Ramsey
Recipient
Multiple public water systems
2013 Fiscal Year Funding Amount
$250,000
2015 Fiscal Year Funding Amount
$250,000
2016 Fiscal Year Funding Amount
$113,000
2018 Fiscal Year Funding Amount
$250,000
Fund Source

Approximately 70 percent of all Minnesotans rely on groundwater as their primary source of drinking water. Wells used for drinking water must be properly sealed when removed from service to protect both public health and Minnesota’s invaluable groundwater resources. The Minnesota Department of Health protects both public health and groundwater by assuring the proper sealing of unused wells.
Clean Water funds are being provided to well owners as a 50% cost-share assistance for sealing unused public water-supply wells.

Anoka
Beltrami
Benton
Big Stone
Blue Earth
Cook
Crow Wing
Dakota
Dodge
Faribault
Fillmore
Hennepin
Lyon
McLeod
Morrison
Mower
Olmsted
Rice
Sherburne
Sibley
St. Louis
Stearns
Steele
Swift
Todd
Waseca
Washington
Watonwan
Winona
Wright
Recipient
Capitol Region WD
2015 Fiscal Year Funding Amount
$200,000
Fund Source
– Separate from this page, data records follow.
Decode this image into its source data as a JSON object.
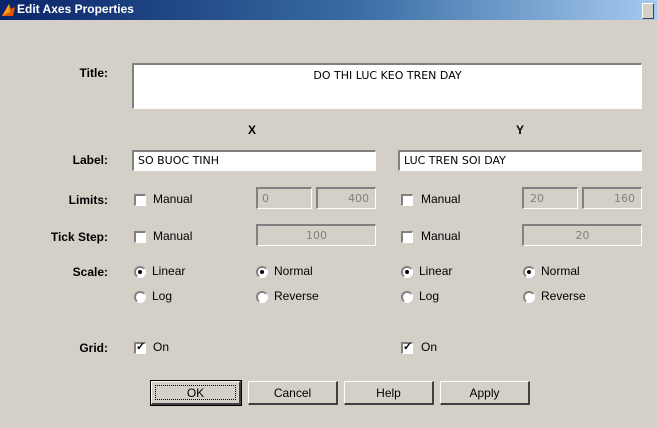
{
  "window": {
    "title": "Edit Axes Properties"
  },
  "labels": {
    "title": "Title:",
    "label": "Label:",
    "limits": "Limits:",
    "tick_step": "Tick Step:",
    "scale": "Scale:",
    "grid": "Grid:"
  },
  "title_value": "DO THI LUC KEO TREN DAY",
  "x_axis": {
    "header": "X",
    "label_value": "SO BUOC TINH",
    "limits_manual_label": "Manual",
    "limits_manual_checked": false,
    "limit_min": "0",
    "limit_max": "400",
    "tick_manual_label": "Manual",
    "tick_manual_checked": false,
    "tick_step": "100",
    "scale_linear": "Linear",
    "scale_log": "Log",
    "scale_normal": "Normal",
    "scale_reverse": "Reverse",
    "scale_selected": "Linear",
    "direction_selected": "Normal",
    "grid_label": "On",
    "grid_checked": true
  },
  "y_axis": {
    "header": "Y",
    "label_value": "LUC TREN SOI DAY",
    "limits_manual_label": "Manual",
    "limits_manual_checked": false,
    "limit_min": "20",
    "limit_max": "160",
    "tick_manual_label": "Manual",
    "tick_manual_checked": false,
    "tick_step": "20",
    "scale_linear": "Linear",
    "scale_log": "Log",
    "scale_normal": "Normal",
    "scale_reverse": "Reverse",
    "scale_selected": "Linear",
    "direction_selected": "Normal",
    "grid_label": "On",
    "grid_checked": true
  },
  "buttons": {
    "ok": "OK",
    "cancel": "Cancel",
    "help": "Help",
    "apply": "Apply"
  },
  "icons": {
    "app": "matlab-icon"
  }
}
Capitol Region Watershed District will partner with local organizations and private landowners to implement a variety of cost-effective Best Management Practices in the East Kittsondale subwatershed. The urbanized condition of the 1,860 acre subwatershed results in an estimated 1,500 pounds of phosphorus, over 470,000 pounds of sediment, and significant concentrations of bacteria associated with that sediment being sent untreated to the Mississippi River each year. Those pollutants have contributed to several impairments within the river.

Ramsey
Recipient
Anoka CD
2018 Fiscal Year Funding Amount
$236,000
Fund Source
Anoka
Recipient
Ramsey-Washington Metro WD
2015 Fiscal Year Funding Amount
$150,000
Fund Source

This project will continue collaboration with faith organizations in priority areas to implement stormwater volume reduction retrofit projects. Priority areas are defined as areas with limited to no stormwater treatment before reaching a water body and/or areas that drain to an impaired or at risk water.

Ramsey
Washington
Recipient
St. Paul, City of
2015 Fiscal Year Funding Amount
$695,000
Fund Source

At almost 4,000 acres, Trout Brook is the largest subwatershed in the Capitol Region Watershed District and the City of Saint Paul. The restored stream is part of the 42 acre Trout Brook Nature Sanctuary project, whose goal is to return the area back to some resemblance of its pre-industrialized valley of stream floodplain and wetlands. Monitoring results within the corridor show that phosphorus, sediments, bacteria, lead and copper are the pollutants of most concern.

Ramsey
Recipient
Regents of the University of Minnesota
2015 Fiscal Year Funding Amount
$48,597
Fund Source

The goal of this project is to develop knowledge on pollutant removal and fate in infiltration Best Management Practices (BMPs). Results of this study will enhance pollutant reduction estimates, inform BMP planning and performance assessments, address groundwater protection concerns, and increase our understanding of stormwater and stormwater BMPs in the water cycle.

Ramsey